If We Want A Decentralized Internet, We Need Mainstream dApps

Most consumers have yet to hear of a “dApp” — but that could change soon.

The internet is currently going through a period of change. We’re seeing what could be the beginning of a major shift from centralized to decentralized — one that could massively transform the way we live our online lives.

At the forefront of this change is the growth of blockchain and cryptocurrencies, which have sparked a new way of doing things that doesn’t rely on all-powerful third parties and restrictive central points.

One of the key features of this new internet age are dApps, or decentralized applications. These are built using blockchain and smart contracts; they operate without any central point and offer improved transparency, less, censorship, easier payment, enhanced security, and much more.

dApps could well form the backbone of this new decentralized model and be a big driving force for progress. It’s exciting, for sure, and we’re seeing a lot of investment and buzzaround these new technologies. But it’s still a young movement, with a long way to go.
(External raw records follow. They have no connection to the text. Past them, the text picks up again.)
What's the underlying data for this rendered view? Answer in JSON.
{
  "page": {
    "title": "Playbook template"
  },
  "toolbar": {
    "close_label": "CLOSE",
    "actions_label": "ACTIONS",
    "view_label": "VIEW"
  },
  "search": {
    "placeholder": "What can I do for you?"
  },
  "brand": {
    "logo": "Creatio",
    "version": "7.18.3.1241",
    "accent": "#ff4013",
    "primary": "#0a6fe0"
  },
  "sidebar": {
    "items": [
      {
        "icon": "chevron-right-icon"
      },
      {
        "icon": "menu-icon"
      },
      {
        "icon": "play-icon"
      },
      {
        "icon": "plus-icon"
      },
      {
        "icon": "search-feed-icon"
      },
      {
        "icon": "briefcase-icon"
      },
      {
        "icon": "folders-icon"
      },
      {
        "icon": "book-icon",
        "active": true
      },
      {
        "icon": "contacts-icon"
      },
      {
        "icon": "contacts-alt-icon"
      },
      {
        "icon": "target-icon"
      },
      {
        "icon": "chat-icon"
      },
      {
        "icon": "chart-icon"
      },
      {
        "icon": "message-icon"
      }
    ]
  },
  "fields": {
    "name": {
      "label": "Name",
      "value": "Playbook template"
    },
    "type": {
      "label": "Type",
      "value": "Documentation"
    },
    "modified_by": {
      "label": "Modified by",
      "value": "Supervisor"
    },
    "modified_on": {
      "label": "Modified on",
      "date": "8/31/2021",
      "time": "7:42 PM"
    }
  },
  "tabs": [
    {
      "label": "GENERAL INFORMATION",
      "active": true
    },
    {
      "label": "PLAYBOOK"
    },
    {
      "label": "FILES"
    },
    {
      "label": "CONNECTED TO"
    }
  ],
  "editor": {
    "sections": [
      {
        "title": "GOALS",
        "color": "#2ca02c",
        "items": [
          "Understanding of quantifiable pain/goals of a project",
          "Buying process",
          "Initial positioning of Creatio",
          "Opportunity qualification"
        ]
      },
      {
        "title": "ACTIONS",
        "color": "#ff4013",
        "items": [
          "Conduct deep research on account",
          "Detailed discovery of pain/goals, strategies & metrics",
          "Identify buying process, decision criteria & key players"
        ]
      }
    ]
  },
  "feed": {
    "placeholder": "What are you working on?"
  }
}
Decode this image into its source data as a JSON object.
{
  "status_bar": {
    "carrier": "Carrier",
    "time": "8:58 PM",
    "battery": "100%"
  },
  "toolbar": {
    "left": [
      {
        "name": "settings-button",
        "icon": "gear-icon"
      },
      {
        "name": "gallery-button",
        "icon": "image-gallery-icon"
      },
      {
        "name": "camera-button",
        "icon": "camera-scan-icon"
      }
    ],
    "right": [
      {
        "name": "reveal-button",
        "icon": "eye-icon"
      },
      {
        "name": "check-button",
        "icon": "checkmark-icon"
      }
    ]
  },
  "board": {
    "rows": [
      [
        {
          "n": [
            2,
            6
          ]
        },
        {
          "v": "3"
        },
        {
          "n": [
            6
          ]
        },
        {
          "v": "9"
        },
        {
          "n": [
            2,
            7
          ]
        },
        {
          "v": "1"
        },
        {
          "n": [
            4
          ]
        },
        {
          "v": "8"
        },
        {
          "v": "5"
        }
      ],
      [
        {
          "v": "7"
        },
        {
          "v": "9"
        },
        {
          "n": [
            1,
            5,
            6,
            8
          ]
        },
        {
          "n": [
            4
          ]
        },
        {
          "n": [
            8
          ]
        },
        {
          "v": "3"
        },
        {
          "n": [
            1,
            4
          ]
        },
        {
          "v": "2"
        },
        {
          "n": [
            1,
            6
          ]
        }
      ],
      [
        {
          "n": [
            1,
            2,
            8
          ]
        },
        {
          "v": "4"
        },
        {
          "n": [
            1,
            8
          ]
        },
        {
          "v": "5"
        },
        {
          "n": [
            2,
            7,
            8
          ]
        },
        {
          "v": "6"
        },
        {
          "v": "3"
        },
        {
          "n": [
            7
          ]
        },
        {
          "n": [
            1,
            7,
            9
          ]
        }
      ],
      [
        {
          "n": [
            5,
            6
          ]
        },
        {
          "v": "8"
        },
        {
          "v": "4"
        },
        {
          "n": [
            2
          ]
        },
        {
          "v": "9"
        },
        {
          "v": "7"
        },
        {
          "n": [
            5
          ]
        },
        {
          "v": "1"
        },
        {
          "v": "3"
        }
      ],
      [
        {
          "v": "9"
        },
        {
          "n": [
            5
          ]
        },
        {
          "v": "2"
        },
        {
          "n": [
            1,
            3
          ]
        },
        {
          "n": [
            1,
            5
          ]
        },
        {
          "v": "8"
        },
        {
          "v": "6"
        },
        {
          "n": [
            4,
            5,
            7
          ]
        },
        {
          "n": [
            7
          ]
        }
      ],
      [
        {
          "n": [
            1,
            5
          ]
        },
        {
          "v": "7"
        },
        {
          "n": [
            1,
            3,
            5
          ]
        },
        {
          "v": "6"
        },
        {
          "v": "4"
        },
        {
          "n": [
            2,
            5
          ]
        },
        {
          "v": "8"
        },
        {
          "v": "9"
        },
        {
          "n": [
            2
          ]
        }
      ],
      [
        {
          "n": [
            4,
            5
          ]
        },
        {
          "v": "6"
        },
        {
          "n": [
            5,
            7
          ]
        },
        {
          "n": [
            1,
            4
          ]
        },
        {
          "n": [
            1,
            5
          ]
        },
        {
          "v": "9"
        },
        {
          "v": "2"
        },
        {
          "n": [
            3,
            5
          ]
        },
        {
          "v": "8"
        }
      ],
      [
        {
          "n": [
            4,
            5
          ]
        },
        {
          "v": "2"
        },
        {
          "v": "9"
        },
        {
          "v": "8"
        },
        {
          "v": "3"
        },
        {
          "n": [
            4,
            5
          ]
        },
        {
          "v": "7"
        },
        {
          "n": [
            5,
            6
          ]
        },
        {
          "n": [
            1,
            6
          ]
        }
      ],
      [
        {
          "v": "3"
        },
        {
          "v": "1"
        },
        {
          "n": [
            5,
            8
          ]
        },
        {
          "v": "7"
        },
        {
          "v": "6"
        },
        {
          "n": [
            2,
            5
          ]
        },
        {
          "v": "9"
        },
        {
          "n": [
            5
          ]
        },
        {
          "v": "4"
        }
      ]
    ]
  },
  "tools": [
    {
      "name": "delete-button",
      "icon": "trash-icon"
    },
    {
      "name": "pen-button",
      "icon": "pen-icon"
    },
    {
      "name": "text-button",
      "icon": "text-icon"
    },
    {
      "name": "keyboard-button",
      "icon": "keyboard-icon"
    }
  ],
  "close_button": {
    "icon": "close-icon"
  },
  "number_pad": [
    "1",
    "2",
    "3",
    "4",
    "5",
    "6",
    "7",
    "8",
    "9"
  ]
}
Right now, the dApp industry still pales in comparison to traditional apps, the kind we download and use every day on our phones and tablets. But these two markets could both benefit from joining forces.

Can this be done? First, let’s take a look at why dApp uptake isn’t quite there yet.

Why aren’t dApps mainstream yet?

Firstly, it’s important to note that dApps have actually been doing very well in recent times. There are now well over 1000 out there, and this number is on the rise.

Of course, the older and more established centralized app market is much bigger and more valuable, which is only to be expected. dApps are held back in this area mainly by a lack of understanding and education.

Decentralized technology can appear confusing and overly technical, so ordinary people who don’t understand crypto all that well can be put off.

One of the ways to promote the uptake of dApps could be through projects like MetaMask. Their software allows users to run dApps in browsers like Chrome, without running a full Ethereum node. It makes the technology more accessible, and encourages more mainstream use.

But there’s still more that can be done. Right now there’s no real central hub or community for dApps — no way for users to share features from different apps and dApps and easily access a wide range of services from one location.

Also, users currently have to purchase separate crypto tokens for each dApp, which results in the need to maintain an often messy and cluttered crypto portfolio just to use some basic services.

The result is that for most people it isn’t worth the effort, and the dApp industry is failing to connect with users who could really benefit from it.

The app industry is in a similar situation, though. In this case, users are put off by the need to manage multiple subscriptions and memberships which can be costly, annoying, and restrictive.

Even if you only use one of an app’s features regularly, you’ll often be required to sign up for the whole thing and pay a monthly fee. Most apps actually go unused on a regular basis, but users still have to pay for that once-in-a-while use.

Both centralized and decentralized apps could benefit from a cohesive hub where users have easy access to separate, individual features and can mix, match, and try new software from different developers all in one place.

dApps in particular could benefit from a more user-friendly community, where experimentation and sampling of new software is encouraged and rewarded. This could generate a lot of new engagement and promote wider user of dApps.

The good news is, such a place could be on the horizon.

A hub for apps and dApps

This kind of community hub is what Cardstack is building. Their goal is to create a place where users can access all kinds of apps and dApps at the same time.

Users will be able to combine features from different software, ensuring they get access to areas useful and relevant to them without being tied into a bunch of unwieldy subscriptions or paying for a bunch of services they never use.

It’s built around the CARD token — which users pay for features with, and which is used to pay developers fairly when their work is accessed.

Importantly, it’ll be a place for people to trial different dApps, gain a better understanding of the software and its benefits, and make blockchain and decentralization more popular and widely used.

A more decentralized internet could benefit almost everyone and might well be the next logical step in the web’s evolution. Bringing decentralized software within reach of the mainstream public and promoting its use has never been more important.